(Collected data entries)
________________________

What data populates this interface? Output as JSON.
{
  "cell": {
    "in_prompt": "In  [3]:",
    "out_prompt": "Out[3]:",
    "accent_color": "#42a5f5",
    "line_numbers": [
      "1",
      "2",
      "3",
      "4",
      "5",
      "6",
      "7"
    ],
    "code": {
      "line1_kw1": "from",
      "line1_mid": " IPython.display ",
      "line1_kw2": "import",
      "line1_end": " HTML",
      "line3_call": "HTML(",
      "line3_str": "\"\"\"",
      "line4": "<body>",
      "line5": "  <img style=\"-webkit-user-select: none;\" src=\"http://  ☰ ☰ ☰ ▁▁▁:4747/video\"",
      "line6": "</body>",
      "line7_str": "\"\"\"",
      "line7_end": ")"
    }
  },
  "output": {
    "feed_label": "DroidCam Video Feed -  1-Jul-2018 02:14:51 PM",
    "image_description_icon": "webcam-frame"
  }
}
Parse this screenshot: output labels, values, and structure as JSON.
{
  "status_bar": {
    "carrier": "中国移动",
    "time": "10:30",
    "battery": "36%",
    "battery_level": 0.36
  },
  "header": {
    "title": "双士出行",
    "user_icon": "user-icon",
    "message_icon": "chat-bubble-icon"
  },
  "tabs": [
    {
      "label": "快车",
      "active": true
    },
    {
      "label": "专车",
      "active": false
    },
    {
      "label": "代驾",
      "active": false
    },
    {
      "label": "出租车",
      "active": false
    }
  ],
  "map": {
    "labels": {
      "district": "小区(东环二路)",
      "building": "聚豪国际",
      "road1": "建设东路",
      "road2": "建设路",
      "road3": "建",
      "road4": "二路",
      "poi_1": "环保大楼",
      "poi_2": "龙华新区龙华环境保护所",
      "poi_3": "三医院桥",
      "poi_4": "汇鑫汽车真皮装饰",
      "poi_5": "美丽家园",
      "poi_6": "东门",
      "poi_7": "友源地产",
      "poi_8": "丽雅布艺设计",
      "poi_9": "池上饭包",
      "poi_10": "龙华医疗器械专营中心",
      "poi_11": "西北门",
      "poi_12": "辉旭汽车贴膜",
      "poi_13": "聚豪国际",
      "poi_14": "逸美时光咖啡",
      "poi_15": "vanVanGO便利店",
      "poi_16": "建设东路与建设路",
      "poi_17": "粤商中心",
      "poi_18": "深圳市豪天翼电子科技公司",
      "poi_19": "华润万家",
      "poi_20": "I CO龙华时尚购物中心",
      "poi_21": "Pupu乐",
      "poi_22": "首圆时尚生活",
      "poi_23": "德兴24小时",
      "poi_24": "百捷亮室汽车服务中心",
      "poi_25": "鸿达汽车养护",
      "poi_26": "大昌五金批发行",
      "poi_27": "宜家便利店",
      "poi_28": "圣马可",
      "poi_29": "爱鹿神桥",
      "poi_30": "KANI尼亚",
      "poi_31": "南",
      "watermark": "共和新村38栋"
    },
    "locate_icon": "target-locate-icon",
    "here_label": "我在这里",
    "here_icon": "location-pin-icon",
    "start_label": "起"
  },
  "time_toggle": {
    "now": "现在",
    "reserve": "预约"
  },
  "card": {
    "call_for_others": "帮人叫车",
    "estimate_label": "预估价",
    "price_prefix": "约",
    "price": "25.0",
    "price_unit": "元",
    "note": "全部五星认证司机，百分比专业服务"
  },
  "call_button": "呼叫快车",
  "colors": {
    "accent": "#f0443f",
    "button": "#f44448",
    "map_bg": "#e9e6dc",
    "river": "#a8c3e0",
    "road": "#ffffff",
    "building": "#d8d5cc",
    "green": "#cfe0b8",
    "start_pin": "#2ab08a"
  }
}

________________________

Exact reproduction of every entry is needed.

> _SOLUTION_
What data populates this interface? Output as JSON.
{
  "cell": {
    "in_prompt": "In  [3]:",
    "out_prompt": "Out[3]:",
    "accent_color": "#42a5f5",
    "line_numbers": [
      "1",
      "2",
      "3",
      "4",
      "5",
      "6",
      "7"
    ],
    "code": {
      "line1_kw1": "from",
      "line1_mid": " IPython.display ",
      "line1_kw2": "import",
      "line1_end": " HTML",
      "line3_call": "HTML(",
      "line3_str": "\"\"\"",
      "line4": "<body>",
      "line5": "  <img style=\"-webkit-user-select: none;\" src=\"http://  ☰ ☰ ☰ ▁▁▁:4747/video\"",
      "line6": "</body>",
      "line7_str": "\"\"\"",
      "line7_end": ")"
    }
  },
  "output": {
    "feed_label": "DroidCam Video Feed -  1-Jul-2018 02:14:51 PM",
    "image_description_icon": "webcam-frame"
  }
}
Parse this screenshot: output labels, values, and structure as JSON.
{
  "status_bar": {
    "carrier": "中国移动",
    "time": "10:30",
    "battery": "36%",
    "battery_level": 0.36
  },
  "header": {
    "title": "双士出行",
    "user_icon": "user-icon",
    "message_icon": "chat-bubble-icon"
  },
  "tabs": [
    {
      "label": "快车",
      "active": true
    },
    {
      "label": "专车",
      "active": false
    },
    {
      "label": "代驾",
      "active": false
    },
    {
      "label": "出租车",
      "active": false
    }
  ],
  "map": {
    "labels": {
      "district": "小区(东环二路)",
      "building": "聚豪国际",
      "road1": "建设东路",
      "road2": "建设路",
      "road3": "建",
      "road4": "二路",
      "poi_1": "环保大楼",
      "poi_2": "龙华新区龙华环境保护所",
      "poi_3": "三医院桥",
      "poi_4": "汇鑫汽车真皮装饰",
      "poi_5": "美丽家园",
      "poi_6": "东门",
      "poi_7": "友源地产",
      "poi_8": "丽雅布艺设计",
      "poi_9": "池上饭包",
      "poi_10": "龙华医疗器械专营中心",
      "poi_11": "西北门",
      "poi_12": "辉旭汽车贴膜",
      "poi_13": "聚豪国际",
      "poi_14": "逸美时光咖啡",
      "poi_15": "vanVanGO便利店",
      "poi_16": "建设东路与建设路",
      "poi_17": "粤商中心",
      "poi_18": "深圳市豪天翼电子科技公司",
      "poi_19": "华润万家",
      "poi_20": "I CO龙华时尚购物中心",
      "poi_21": "Pupu乐",
      "poi_22": "首圆时尚生活",
      "poi_23": "德兴24小时",
      "poi_24": "百捷亮室汽车服务中心",
      "poi_25": "鸿达汽车养护",
      "poi_26": "大昌五金批发行",
      "poi_27": "宜家便利店",
      "poi_28": "圣马可",
      "poi_29": "爱鹿神桥",
      "poi_30": "KANI尼亚",
      "poi_31": "南",
      "watermark": "共和新村38栋"
    },
    "locate_icon": "target-locate-icon",
    "here_label": "我在这里",
    "here_icon": "location-pin-icon",
    "start_label": "起"
  },
  "time_toggle": {
    "now": "现在",
    "reserve": "预约"
  },
  "card": {
    "call_for_others": "帮人叫车",
    "estimate_label": "预估价",
    "price_prefix": "约",
    "price": "25.0",
    "price_unit": "元",
    "note": "全部五星认证司机，百分比专业服务"
  },
  "call_button": "呼叫快车",
  "colors": {
    "accent": "#f0443f",
    "button": "#f44448",
    "map_bg": "#e9e6dc",
    "river": "#a8c3e0",
    "road": "#ffffff",
    "building": "#d8d5cc",
    "green": "#cfe0b8",
    "start_pin": "#2ab08a"
  }
}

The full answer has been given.